Copy, from the entries below, each line in which the string "Ctrl" appears.

Data for this task START

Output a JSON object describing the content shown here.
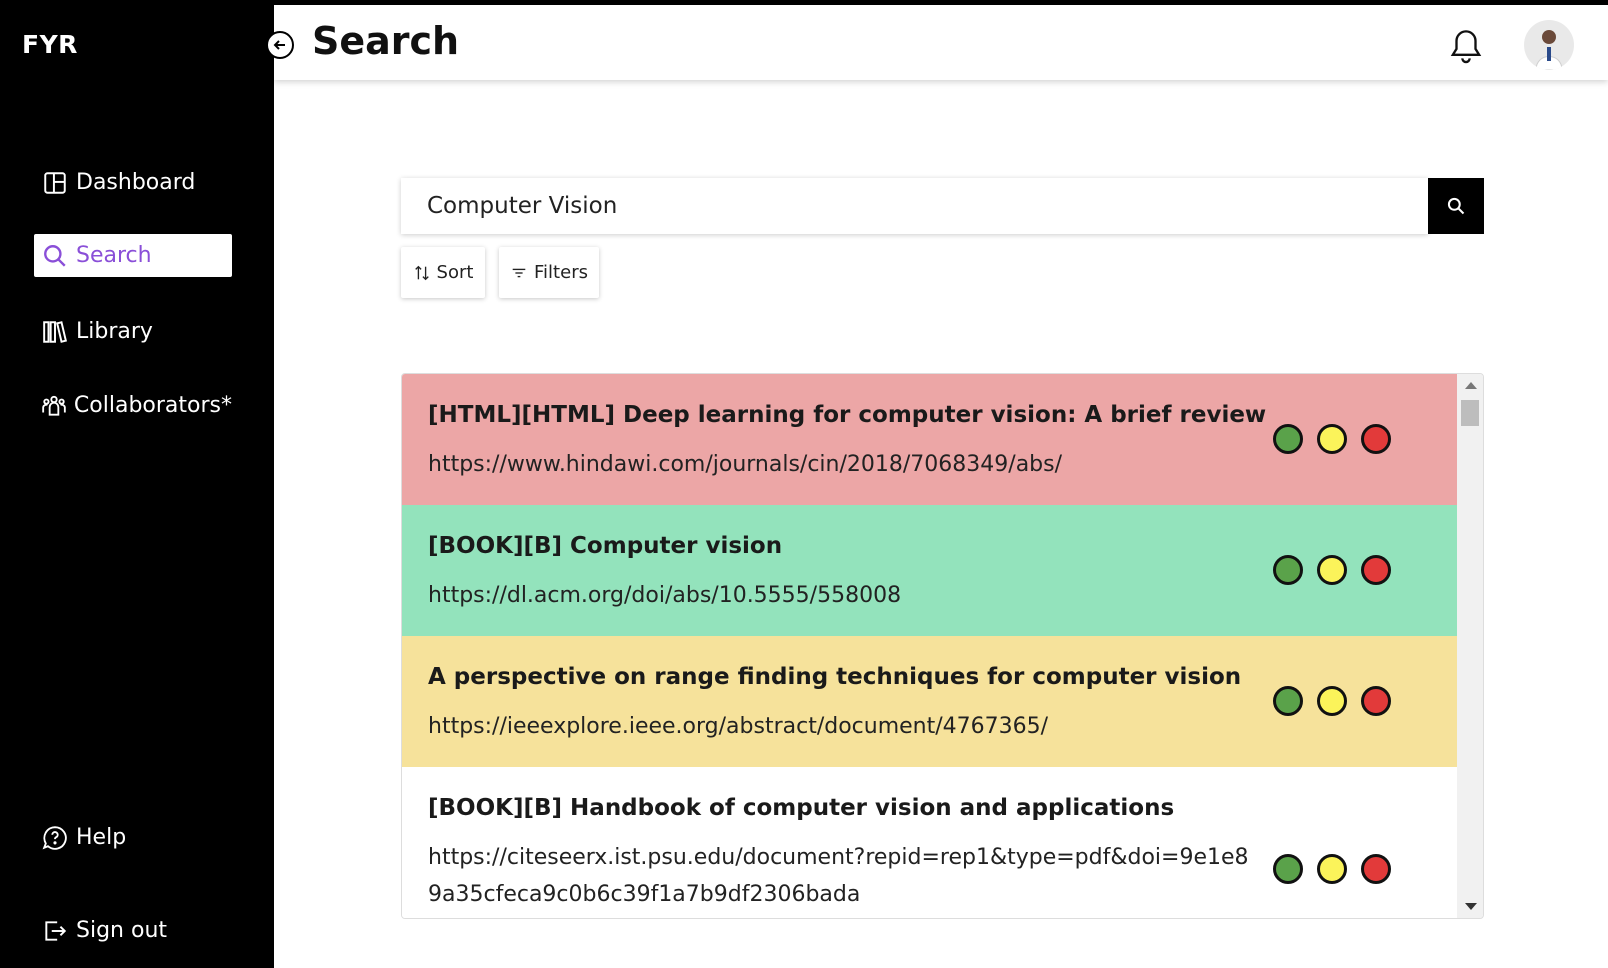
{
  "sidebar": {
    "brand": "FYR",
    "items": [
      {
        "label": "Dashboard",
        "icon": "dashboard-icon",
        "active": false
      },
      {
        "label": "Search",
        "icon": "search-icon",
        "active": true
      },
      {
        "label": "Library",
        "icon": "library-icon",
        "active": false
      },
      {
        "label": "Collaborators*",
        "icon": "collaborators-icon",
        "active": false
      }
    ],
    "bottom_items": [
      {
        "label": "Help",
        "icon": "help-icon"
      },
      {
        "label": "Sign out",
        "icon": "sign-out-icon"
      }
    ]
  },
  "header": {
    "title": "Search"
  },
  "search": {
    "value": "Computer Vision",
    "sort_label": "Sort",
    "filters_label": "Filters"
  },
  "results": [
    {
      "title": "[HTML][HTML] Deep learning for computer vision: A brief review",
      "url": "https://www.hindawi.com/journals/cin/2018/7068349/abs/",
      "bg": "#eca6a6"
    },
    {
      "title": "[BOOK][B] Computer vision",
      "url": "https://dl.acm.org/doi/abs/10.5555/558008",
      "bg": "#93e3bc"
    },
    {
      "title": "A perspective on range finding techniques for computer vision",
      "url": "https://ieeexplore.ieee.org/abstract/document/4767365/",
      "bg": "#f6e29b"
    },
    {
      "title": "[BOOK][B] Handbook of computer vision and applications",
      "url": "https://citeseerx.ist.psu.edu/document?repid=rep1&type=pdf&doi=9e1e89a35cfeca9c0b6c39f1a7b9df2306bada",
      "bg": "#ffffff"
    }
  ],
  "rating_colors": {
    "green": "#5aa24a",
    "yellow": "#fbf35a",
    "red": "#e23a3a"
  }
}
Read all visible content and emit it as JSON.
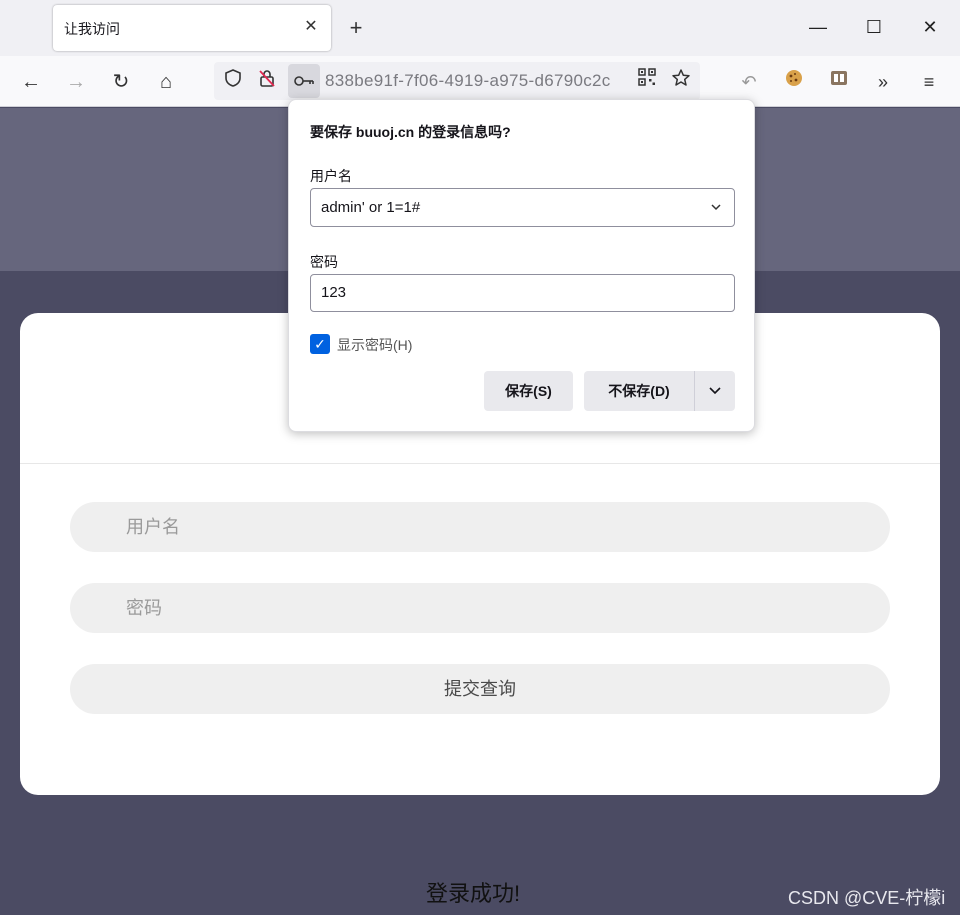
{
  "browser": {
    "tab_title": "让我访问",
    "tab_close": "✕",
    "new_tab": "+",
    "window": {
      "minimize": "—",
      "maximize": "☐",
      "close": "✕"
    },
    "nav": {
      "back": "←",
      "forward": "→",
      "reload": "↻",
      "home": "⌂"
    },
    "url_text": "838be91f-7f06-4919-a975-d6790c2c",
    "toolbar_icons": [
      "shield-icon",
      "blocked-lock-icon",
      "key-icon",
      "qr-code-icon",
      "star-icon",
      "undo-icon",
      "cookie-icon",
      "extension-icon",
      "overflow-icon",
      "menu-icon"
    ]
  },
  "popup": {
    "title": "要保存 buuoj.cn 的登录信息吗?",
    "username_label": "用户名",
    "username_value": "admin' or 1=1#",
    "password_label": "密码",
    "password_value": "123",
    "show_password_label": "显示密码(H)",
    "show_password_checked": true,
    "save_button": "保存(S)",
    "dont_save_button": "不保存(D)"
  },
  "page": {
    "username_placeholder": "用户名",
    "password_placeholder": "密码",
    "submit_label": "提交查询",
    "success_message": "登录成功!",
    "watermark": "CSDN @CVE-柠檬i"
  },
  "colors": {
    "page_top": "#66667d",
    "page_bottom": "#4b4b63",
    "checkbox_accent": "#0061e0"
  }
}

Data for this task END
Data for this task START

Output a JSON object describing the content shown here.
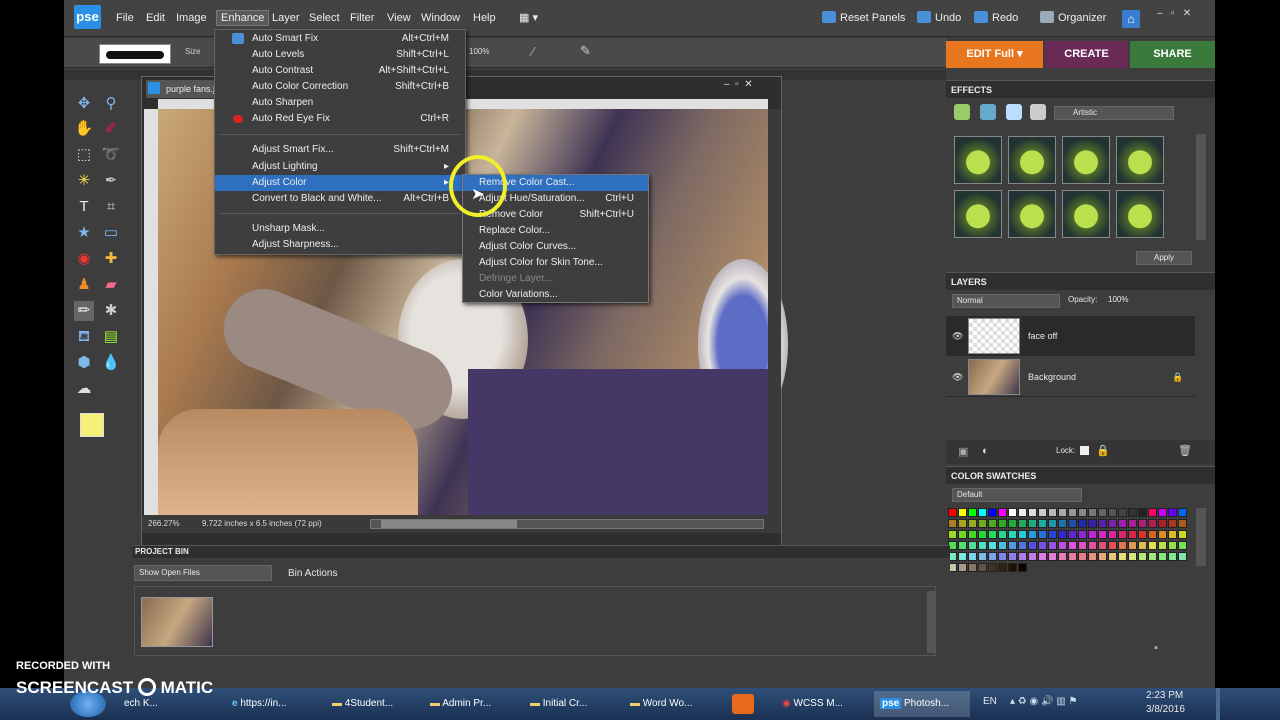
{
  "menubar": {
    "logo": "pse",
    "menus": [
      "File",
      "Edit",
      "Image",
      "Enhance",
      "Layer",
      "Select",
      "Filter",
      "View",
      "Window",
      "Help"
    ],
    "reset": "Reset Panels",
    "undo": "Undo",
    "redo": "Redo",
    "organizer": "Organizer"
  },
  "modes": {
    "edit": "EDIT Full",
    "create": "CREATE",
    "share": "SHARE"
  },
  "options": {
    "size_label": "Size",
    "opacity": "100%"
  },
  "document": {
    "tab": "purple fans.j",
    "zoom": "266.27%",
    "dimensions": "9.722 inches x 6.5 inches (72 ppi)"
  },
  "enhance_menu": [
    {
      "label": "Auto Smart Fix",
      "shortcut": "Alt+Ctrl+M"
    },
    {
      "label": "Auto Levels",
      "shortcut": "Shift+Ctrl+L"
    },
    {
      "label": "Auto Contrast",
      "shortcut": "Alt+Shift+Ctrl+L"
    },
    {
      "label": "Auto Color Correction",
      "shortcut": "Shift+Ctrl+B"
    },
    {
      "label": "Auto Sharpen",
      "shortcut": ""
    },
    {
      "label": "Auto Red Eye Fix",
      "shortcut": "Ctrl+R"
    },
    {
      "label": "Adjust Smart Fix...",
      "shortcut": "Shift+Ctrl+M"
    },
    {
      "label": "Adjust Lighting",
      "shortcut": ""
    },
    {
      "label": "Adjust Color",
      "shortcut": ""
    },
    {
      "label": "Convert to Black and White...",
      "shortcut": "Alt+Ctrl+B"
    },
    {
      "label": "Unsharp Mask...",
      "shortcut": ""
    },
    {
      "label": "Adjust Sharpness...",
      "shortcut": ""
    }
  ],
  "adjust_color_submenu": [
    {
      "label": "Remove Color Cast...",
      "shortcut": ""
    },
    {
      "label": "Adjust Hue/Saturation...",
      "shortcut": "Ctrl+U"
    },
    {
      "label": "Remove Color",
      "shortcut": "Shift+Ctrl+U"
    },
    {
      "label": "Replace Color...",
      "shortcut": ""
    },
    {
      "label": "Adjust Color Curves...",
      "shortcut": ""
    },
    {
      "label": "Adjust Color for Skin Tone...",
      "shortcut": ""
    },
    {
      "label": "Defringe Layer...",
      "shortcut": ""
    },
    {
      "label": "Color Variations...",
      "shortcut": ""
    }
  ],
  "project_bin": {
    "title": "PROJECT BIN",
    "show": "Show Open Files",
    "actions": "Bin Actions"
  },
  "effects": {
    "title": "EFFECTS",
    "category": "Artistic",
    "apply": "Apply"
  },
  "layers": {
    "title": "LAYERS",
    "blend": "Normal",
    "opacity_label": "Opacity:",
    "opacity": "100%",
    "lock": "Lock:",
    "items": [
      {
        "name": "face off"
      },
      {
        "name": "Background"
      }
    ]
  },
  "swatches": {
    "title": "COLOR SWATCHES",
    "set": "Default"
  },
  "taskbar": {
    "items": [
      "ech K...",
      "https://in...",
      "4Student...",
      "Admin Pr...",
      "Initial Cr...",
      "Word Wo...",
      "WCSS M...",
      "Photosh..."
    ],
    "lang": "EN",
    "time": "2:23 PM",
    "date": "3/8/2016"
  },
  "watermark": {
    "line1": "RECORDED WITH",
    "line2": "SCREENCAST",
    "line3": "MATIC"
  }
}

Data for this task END

(Exercise output)
      "shortcut": "Alt+Ctrl+M"
      "shortcut": "Shift+Ctrl+L"
      "shortcut": "Alt+Shift+Ctrl+L"
      "shortcut": "Shift+Ctrl+B"
      "shortcut": "Ctrl+R"
      "shortcut": "Shift+Ctrl+M"
      "shortcut": "Alt+Ctrl+B"
      "shortcut": "Ctrl+U"
      "shortcut": "Shift+Ctrl+U"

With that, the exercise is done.